Interviews and on-the-job shadowing aren’t the only ways to involve your employees in the hiring process. Here are some other ways to get current staffers involved with prospective hires:

  • Have them audit your recruiting funnel by going through the process from an applicant’s point of view and sharing their feedback on how to improve it. 
  • Tap employees to create candidate-facing content, like blog posts and video clips.
  • Enlist employees to help you review resumes. This can be especially useful when hiring for roles requiring niche skills or technical expertise. 
  • Hand over the reins to your social media channels for takeovers on platforms like Instagram and Snapchat. In a takeover, one or more staffers mans the account for the day and shares day-in-the-life content.
  • Bring the same people who participated in the interview process into the fold during onboarding. This gives the candidate a familiar face or two and can make for a smoother transition. 

Gain Added Perspective From Staffing Experts

Your employees are one valuable resource for getting hiring input; a dedicated team of staffing professionals is another. A recruiting agency can help you cast a wide net and narrow down your applicant pool to the candidates who offer the best mix of knowledge, experience, and value for the role you need to fill. 

We have more than 15 years of experience helping companies like yours find and hire enthusiastic, qualified, and hard-working talent. Whether you need to hire for one key position or hundreds of roles, we have a staffing solution to fit your needs and budget. 

Schedule your free consultation today to get started.

Pete Newsome

About Pete Newsome

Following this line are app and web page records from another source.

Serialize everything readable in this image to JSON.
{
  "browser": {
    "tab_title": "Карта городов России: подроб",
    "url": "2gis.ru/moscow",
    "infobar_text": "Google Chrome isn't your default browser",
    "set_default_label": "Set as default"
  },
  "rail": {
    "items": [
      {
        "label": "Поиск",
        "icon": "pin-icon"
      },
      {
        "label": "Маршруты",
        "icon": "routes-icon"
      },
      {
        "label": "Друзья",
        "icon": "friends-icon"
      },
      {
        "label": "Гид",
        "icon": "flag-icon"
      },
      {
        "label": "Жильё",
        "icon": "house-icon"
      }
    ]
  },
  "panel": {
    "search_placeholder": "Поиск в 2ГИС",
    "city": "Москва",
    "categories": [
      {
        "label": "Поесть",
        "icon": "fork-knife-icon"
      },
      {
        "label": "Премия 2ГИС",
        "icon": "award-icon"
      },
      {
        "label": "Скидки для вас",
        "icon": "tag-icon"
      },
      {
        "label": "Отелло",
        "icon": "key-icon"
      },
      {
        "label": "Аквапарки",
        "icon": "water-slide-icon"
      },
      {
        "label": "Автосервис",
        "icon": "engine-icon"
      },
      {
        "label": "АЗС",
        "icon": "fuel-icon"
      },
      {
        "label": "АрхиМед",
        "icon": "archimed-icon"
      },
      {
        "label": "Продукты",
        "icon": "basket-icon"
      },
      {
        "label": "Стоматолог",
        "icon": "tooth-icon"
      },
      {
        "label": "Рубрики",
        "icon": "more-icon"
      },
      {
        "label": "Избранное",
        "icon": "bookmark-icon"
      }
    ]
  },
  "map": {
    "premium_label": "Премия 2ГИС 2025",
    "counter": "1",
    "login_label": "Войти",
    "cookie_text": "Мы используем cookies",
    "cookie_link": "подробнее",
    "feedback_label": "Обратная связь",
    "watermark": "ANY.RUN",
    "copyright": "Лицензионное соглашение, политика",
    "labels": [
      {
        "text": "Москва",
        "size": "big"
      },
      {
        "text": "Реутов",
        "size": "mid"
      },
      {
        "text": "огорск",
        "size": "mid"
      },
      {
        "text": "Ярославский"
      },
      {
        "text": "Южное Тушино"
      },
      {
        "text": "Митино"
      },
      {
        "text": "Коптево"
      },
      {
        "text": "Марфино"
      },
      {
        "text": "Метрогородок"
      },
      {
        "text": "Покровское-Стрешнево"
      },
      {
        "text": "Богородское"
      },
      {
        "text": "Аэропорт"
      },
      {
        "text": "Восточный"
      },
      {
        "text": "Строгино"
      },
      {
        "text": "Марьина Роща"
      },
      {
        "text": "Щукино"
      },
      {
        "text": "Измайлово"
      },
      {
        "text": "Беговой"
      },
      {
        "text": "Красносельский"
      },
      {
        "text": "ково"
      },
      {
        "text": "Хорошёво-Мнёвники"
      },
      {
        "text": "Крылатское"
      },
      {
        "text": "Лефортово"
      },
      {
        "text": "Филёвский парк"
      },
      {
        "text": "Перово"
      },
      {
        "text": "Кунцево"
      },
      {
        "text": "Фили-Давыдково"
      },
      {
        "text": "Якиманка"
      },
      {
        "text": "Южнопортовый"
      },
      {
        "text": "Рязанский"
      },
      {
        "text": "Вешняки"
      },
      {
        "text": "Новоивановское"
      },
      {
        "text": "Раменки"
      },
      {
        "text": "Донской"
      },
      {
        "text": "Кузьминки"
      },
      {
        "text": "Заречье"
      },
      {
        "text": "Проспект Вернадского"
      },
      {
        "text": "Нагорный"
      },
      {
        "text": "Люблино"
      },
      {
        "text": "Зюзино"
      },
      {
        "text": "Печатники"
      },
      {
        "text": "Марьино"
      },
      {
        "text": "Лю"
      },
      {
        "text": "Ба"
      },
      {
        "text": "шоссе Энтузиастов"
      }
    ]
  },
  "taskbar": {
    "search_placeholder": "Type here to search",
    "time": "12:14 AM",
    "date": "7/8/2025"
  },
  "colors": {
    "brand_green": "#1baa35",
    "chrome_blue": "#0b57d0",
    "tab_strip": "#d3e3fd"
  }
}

Pete Newsome is the President of 4 Corner Resources, the staffing and recruiting firm he founded in 2005. 4 Corner is a member of the American Staffing Association and TechServe Alliance, and the top-rated staffing company in Central Florida. Recent awards and recognition include being named to Forbes’ Best Recruiting Firms in America, The Seminole 100, and The Golden 100. Pete also founded zengig, to offer comprehensive career advice, tools, and resources for students and professionals. He hosts two podcasts, Hire Calling and Finding Career Zen, and is blazing new trails in recruitment marketing with the latest artificial intelligence (AI) technology. Connect with Pete on LinkedIn